"Guys who order Cuban cigars are telling me, 'Gee, I'm going to have to buy more cigars from you now,'" said Chuck Levi, owner of Iwan Ries & Co. cigar store in Chicago. "I'm glad."
Others saw opportunity in the confiscations. One online commentator suggested that aficionados gather near where the cigars will be destroyed in Chicago to "cry and then breathe in the nice smoke."
A thwarted, Yemeni-based terrorist plot in October prompted the new procedures. The terrorists hid two bombs inside printers and addressed them to the former addresses of two synagogues in Chicago — possibly in a bid to take down two cargo planes over the U.S.
The new federal rules announced in November include a ban on all cargo from Yemen. Federal authorities also said there would be extra screening of many packages, though they have declined to elaborate on the new procedures to make it harder to circumvent them.
One of the main reasons so many cigars are being seized in Chicago is a new rule that almost totally bans shipping international parcels aboard U.S.-bound passenger planes. Since there are fewer cargo planes, European suppliers had to stockpile hundreds of packages before getting space aboard an air-freight plane, Bell said. Once customs identified one or two packages as containing cigars, he said, it became clear that similar-looking packages also held cigars.
Bell said his office phone has been ringing off the hook, with angry callers suggesting alternatives to destroying the cigars. One caller said they should be sent to U.S. soldiers in Iraq and Afghanistan.
"That idea was entertained," said Bell. "However, these are still illegal and that's where the problem lies." The agency finally decided the only legal recourse was to incinerate them.
As far as breathing the smoke, that's not happening either.
Authorities won't say where or when the cigars will be incinerated. And Bell says the incinerators don't so much burn the cigars as vaporize them. So, he says, there will be no smoke to inhale.
Those whose orders are seized can at least be thankful that they're unlikely to be prosecuted.
Individuals are normally just sent official notices that their items have been seized — though businesses and repeat offenders are sometimes prosecuted, Bell said. Someone charged and convicted could face a fine up to $55,000 or, in extreme cases, be sent to prison. The scale of the illicit imports is hard to gauge.

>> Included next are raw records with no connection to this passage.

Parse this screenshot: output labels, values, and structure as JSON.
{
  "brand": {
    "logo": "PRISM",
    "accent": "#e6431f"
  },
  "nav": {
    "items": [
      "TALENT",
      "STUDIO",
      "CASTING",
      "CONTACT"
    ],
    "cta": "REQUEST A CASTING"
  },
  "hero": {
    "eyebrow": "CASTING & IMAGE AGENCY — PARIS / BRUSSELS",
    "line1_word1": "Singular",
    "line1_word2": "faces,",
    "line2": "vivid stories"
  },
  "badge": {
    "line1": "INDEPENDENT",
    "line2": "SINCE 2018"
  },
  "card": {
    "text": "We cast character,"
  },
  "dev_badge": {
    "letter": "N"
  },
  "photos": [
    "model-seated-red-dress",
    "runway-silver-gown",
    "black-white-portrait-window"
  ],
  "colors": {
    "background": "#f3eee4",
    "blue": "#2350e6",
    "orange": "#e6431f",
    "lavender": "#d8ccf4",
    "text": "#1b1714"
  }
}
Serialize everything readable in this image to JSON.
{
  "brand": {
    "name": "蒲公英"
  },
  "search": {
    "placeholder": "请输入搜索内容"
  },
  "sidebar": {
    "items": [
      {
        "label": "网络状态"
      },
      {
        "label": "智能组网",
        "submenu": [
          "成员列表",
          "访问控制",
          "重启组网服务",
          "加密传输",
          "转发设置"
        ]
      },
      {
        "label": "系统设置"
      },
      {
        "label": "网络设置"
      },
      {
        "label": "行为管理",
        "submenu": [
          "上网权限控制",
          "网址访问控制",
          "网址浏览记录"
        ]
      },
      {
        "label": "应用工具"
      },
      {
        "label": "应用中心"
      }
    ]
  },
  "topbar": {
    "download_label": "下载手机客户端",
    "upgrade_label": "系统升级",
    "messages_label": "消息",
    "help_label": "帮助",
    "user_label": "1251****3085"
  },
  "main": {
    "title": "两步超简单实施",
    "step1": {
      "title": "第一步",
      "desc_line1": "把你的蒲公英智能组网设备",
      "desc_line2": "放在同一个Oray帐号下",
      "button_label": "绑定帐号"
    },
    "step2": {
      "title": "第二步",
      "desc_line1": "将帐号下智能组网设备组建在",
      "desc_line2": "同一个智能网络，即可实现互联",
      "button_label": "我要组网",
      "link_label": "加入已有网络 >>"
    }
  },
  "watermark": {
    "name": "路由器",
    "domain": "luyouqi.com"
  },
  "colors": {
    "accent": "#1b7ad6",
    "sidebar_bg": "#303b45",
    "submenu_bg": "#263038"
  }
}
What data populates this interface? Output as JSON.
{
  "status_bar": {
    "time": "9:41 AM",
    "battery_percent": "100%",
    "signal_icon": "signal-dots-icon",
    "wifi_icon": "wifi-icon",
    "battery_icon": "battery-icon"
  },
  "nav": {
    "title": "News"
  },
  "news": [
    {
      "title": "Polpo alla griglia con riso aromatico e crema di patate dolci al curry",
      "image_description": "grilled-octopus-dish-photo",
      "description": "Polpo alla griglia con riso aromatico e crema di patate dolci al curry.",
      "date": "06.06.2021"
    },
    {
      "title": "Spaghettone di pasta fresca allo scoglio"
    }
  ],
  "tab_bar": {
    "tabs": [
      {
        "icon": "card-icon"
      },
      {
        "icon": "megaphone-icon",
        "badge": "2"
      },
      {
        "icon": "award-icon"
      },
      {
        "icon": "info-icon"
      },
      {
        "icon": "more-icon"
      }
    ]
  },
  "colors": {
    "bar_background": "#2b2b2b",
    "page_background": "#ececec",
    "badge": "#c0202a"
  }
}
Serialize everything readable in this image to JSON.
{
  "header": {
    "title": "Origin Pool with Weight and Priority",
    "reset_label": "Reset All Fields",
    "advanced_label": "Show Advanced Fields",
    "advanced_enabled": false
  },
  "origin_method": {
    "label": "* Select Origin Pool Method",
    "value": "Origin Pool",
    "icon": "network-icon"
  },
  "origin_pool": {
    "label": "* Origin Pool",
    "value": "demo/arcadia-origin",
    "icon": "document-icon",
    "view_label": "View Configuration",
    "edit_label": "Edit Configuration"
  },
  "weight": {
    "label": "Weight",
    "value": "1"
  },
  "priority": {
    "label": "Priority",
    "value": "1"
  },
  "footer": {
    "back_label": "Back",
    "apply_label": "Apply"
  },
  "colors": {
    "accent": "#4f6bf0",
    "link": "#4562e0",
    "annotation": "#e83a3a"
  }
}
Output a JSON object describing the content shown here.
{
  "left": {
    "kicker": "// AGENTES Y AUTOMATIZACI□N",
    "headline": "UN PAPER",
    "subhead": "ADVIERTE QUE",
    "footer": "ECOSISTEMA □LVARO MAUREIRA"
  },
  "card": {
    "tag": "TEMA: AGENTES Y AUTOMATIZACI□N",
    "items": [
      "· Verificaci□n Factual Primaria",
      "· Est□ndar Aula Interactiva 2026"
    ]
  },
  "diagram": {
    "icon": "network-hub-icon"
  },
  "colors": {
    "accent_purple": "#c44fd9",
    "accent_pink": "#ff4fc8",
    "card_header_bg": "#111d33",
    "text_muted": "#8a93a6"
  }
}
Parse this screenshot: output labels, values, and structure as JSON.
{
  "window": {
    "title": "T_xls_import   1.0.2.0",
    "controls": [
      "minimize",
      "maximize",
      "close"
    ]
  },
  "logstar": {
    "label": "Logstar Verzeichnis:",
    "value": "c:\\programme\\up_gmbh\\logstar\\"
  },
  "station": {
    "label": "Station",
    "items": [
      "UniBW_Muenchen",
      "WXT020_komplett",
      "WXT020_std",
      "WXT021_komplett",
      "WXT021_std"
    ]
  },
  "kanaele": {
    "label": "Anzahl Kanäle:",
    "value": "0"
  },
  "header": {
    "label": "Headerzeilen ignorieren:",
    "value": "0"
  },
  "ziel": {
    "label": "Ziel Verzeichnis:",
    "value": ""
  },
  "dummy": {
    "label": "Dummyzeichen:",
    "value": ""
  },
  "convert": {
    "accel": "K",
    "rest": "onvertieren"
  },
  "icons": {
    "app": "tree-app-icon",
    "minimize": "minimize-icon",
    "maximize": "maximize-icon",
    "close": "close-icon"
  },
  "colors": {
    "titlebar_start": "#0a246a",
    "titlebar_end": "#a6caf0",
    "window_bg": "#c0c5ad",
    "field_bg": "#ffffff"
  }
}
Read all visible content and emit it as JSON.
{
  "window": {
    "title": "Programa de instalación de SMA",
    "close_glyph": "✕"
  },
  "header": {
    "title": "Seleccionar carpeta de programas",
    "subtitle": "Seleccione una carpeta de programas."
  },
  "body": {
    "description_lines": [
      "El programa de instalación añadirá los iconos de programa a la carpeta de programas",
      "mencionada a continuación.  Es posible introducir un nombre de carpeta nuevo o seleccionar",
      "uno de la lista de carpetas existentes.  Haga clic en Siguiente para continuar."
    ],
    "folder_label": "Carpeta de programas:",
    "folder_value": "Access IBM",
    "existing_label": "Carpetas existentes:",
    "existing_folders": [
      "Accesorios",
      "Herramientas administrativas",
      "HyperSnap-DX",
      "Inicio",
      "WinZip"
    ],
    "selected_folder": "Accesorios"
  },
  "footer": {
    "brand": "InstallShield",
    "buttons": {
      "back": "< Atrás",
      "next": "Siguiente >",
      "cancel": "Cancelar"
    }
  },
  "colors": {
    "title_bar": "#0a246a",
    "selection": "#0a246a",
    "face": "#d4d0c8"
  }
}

More than 250 million high-end cigars worth more than $2 billion are sold legally in the U.S each year — from nations like the Dominican Republic, Honduras and Jamaica, the Cigar Association of America says.
Some experts estimate up to 15 million Cuban cigars come into the U.S. illegally each year, usually via third countries. Many are ordered online through scores of websites that boast delivery of Cuban cigars to U.S addresses and offer money-back guarantees if the cigars don't arrive.
"We deliver from Europe anywhere in the world, including USA," boasts a British-based site, cigars-for-you.com, which claims to also have an office in Switzerland.
Many visitors to the cigar chat rooms speculate that customs agents are helping themselves to the Cubans impounded at an O'Hare Airport warehouse awaiting destruction.
Such suspicions harken back to when avid cigar smoker and then-President John Kennedy had his press secretary, Pierre Salinger, purchase 1,000 Cuban cigars for Kennedy's personal stash in 1963 — right before he signed the Cuban embargo order, Salinger, who died in 2004, wrote in his 2001 book, "P.S.: A Memoir."
Asked if customs staff might be tempted to pocket cigars, Bell responded immediately, "Absolutely not."
The cigars, he explained, are meticulously counted when seized and counted again just before incineration. If any are missing, he said, detailed records will expose the culprit.